In conclusion, O2 pulse provides transparency on the physiological adaptations following a CPRP and can be used to help patients recognise the benefits of exercise training. For example, the average patient increased his/her O2 pulse by 0.6 ml/beats and saved 4–7 heart-beats on the CST.
March 2017 Br J Cardiol 2017;24:30–4 doi :10.5837/bjc.2017.007
Iain Squire, Jason Glover, Jacqueline Corp, Rola Haroun, David Kuzan, Vera Gielen

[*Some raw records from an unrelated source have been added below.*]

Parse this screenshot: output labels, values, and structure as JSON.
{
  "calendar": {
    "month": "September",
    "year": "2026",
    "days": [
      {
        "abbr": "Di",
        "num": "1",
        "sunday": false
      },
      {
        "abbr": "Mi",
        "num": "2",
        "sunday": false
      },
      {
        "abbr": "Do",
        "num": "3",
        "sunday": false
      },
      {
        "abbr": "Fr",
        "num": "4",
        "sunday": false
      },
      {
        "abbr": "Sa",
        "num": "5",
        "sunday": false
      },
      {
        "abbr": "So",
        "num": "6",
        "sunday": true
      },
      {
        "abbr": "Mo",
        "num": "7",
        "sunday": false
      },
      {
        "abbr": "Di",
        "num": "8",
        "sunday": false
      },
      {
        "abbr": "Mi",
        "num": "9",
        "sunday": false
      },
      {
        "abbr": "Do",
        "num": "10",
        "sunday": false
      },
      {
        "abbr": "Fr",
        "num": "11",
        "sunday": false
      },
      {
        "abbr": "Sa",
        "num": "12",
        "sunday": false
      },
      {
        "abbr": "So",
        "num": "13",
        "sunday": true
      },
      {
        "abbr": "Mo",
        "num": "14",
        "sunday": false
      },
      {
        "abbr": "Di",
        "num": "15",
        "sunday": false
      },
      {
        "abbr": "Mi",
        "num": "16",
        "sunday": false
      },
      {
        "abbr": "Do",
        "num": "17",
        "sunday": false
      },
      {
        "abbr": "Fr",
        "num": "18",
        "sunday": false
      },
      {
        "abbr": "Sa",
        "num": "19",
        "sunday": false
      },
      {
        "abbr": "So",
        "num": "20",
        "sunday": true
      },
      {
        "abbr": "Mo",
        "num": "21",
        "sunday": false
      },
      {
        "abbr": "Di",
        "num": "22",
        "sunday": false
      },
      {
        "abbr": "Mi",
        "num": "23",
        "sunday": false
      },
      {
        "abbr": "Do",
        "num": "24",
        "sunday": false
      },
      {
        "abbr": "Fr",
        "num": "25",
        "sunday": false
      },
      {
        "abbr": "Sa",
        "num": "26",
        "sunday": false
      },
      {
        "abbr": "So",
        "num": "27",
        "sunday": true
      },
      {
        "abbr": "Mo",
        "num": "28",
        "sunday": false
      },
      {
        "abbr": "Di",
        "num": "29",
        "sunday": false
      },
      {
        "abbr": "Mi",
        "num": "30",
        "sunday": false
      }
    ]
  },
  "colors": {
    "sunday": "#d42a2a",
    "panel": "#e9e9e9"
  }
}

Heart failure (HF) is a chronic, symptomatic and progressive disease associated with reduced health-related quality of life (HRQoL) in both patients and their caregivers. This study assessed the HRQoL of HF patients (n=191; mean age 70 [range 21–95] years; New York Heart Association [NYHA] class II–IV) and their caregivers (n=72; mean age 69 [range 43–88] years) in England. Patients had poor HRQoL assessed by the EQ-5D-5L weighted index (mean ± standard deviation [SD] 0.60 ± 0.25 [normal 0.78 ± 0.26 for people aged 65–74 years]). The impact of HF on patients’ HRQoL varied markedly; importantly, the extent of comorbidity most influenced the reduction in patients’ HRQoL, as well as disease-related symptoms. The impact on HRQoL on caregivers of patients with HF was on average limited, with the EQ-5D-5L index for caregivers (0.75 ± 0.18) in-line with the normal values for their age range. However, as with the patients, the impact on HRQoL varied markedly, with some caregivers having a bad caregiving experience as measured by the Carer Experience Scale weighted index. This study provides important information on the impact on HRQoL and burden of HF for patients and their caregivers.
March 2017 Br J Cardiol 2017;24:35–8 doi :10.5837/bjc.2017.008
Robert L Yellon, Rob M Bell
Ischaemic conditioning is the phenomenon of protection against reperfusion injury via the application of brief, repeated episodes of non-lethal ischaemia. This review has three aims: 1) to briefly explain the various categories of ischaemic conditioning; 2) to explore past clinical trials and their failures; 3) to explore the future of clinical trials in the realm of ischaemic conditioning.
January 2017 Br J Cardiol 2017;24:(1) doi :10.5837/bjc.2017.001 Online First
Emma Johns, Gerry McKay, Miles Fisher
Dipeptidyl peptidase-4 (DPP-4) inhibitors are one of two classes of antidiabetes drugs that mediate their glucose-lowering effect through the incretin pathway. They are administered orally and offer significant glucose-lowering with a neutral weight profile and a low risk of hypoglycaemia. Three large randomised-controlled trials have demonstrated cardiovascular safety, with no increase in major adverse cardiovascular events comparing DPP-4 inhibitors (saxagliptin, alogliptin and sitagliptin) with placebo. An increase in heart failure hospitalisation was noted with saxagliptin compared with placebo, and a similar increase was also noted in one subgroup receiving alogliptin compared with placebo. Further cardiovascular safety trials with DPP-4 inhibitors are ongoing, including a trial comparing the DPP-4 inhibitor linagliptin with the sulphonylurea glimepiride.
January 2017 Br j Cardiol 2017;24(1) doi :10.5837/bjc.2017.003 Online First
Arjun K Ghosh, Charlotte Manisty, Simon Woldman, Tom Crake, Mark Westwood, J Malcolm Walker
In this article, we explain the clinical requirement for cardio-oncology services and reflect on our experiences in setting these up at Barts Heart Centre and at University College London Hospital.
January 2017 Br J Cardiol 2017;24:39–40 doi :10.5837/bjc.2017.004 Online First
Hasan Kadhim, Anita Radomski
A 61-year-old East European woman was admitted with atypical chest pain. Risk factors: smoker of 5–10 cigarettes per day, hypertension, hypercholesterolaemia and family history of ischaemic heart disease. Highly sensitive troponin-T, electrocardiogram (ECG) and exercise stress test were normal.